■ **Data about app and page elements**
|---|

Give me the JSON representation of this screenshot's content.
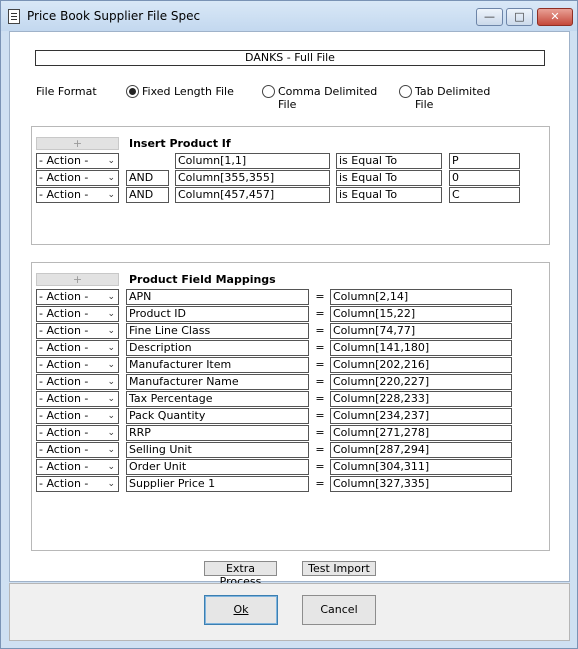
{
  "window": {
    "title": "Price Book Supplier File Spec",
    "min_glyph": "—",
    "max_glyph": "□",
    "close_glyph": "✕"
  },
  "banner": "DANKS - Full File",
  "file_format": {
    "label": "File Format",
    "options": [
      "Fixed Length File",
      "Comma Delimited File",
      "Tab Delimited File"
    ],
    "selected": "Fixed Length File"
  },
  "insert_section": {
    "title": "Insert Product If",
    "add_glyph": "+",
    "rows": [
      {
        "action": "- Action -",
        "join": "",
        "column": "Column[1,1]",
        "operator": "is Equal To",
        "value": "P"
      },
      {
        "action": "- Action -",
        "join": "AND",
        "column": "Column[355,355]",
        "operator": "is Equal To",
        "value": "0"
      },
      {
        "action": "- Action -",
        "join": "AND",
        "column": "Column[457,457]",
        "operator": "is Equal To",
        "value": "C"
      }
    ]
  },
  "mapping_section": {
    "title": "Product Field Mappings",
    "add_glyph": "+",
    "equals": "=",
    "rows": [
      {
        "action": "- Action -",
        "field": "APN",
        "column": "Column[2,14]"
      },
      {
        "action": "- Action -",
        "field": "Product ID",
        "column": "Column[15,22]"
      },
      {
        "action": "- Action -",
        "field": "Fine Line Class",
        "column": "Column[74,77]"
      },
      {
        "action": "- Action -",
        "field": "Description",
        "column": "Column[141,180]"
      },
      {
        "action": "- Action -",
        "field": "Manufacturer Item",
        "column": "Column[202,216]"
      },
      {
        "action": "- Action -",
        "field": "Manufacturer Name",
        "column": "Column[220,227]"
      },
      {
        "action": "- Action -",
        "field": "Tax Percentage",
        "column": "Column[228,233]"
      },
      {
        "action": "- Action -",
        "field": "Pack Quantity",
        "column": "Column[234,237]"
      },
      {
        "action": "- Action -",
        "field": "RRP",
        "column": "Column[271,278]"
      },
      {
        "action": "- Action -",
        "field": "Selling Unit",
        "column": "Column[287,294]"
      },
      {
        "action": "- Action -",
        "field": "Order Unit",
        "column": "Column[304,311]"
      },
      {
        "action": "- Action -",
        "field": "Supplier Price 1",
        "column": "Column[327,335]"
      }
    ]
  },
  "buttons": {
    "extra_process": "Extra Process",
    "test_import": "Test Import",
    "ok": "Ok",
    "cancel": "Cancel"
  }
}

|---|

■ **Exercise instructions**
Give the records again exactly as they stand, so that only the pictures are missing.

■ **Answer**
Give me the JSON representation of this screenshot's content.
{
  "window": {
    "title": "Price Book Supplier File Spec",
    "min_glyph": "—",
    "max_glyph": "□",
    "close_glyph": "✕"
  },
  "banner": "DANKS - Full File",
  "file_format": {
    "label": "File Format",
    "options": [
      "Fixed Length File",
      "Comma Delimited File",
      "Tab Delimited File"
    ],
    "selected": "Fixed Length File"
  },
  "insert_section": {
    "title": "Insert Product If",
    "add_glyph": "+",
    "rows": [
      {
        "action": "- Action -",
        "join": "",
        "column": "Column[1,1]",
        "operator": "is Equal To",
        "value": "P"
      },
      {
        "action": "- Action -",
        "join": "AND",
        "column": "Column[355,355]",
        "operator": "is Equal To",
        "value": "0"
      },
      {
        "action": "- Action -",
        "join": "AND",
        "column": "Column[457,457]",
        "operator": "is Equal To",
        "value": "C"
      }
    ]
  },
  "mapping_section": {
    "title": "Product Field Mappings",
    "add_glyph": "+",
    "equals": "=",
    "rows": [
      {
        "action": "- Action -",
        "field": "APN",
        "column": "Column[2,14]"
      },
      {
        "action": "- Action -",
        "field": "Product ID",
        "column": "Column[15,22]"
      },
      {
        "action": "- Action -",
        "field": "Fine Line Class",
        "column": "Column[74,77]"
      },
      {
        "action": "- Action -",
        "field": "Description",
        "column": "Column[141,180]"
      },
      {
        "action": "- Action -",
        "field": "Manufacturer Item",
        "column": "Column[202,216]"
      },
      {
        "action": "- Action -",
        "field": "Manufacturer Name",
        "column": "Column[220,227]"
      },
      {
        "action": "- Action -",
        "field": "Tax Percentage",
        "column": "Column[228,233]"
      },
      {
        "action": "- Action -",
        "field": "Pack Quantity",
        "column": "Column[234,237]"
      },
      {
        "action": "- Action -",
        "field": "RRP",
        "column": "Column[271,278]"
      },
      {
        "action": "- Action -",
        "field": "Selling Unit",
        "column": "Column[287,294]"
      },
      {
        "action": "- Action -",
        "field": "Order Unit",
        "column": "Column[304,311]"
      },
      {
        "action": "- Action -",
        "field": "Supplier Price 1",
        "column": "Column[327,335]"
      }
    ]
  },
  "buttons": {
    "extra_process": "Extra Process",
    "test_import": "Test Import",
    "ok": "Ok",
    "cancel": "Cancel"
  }
}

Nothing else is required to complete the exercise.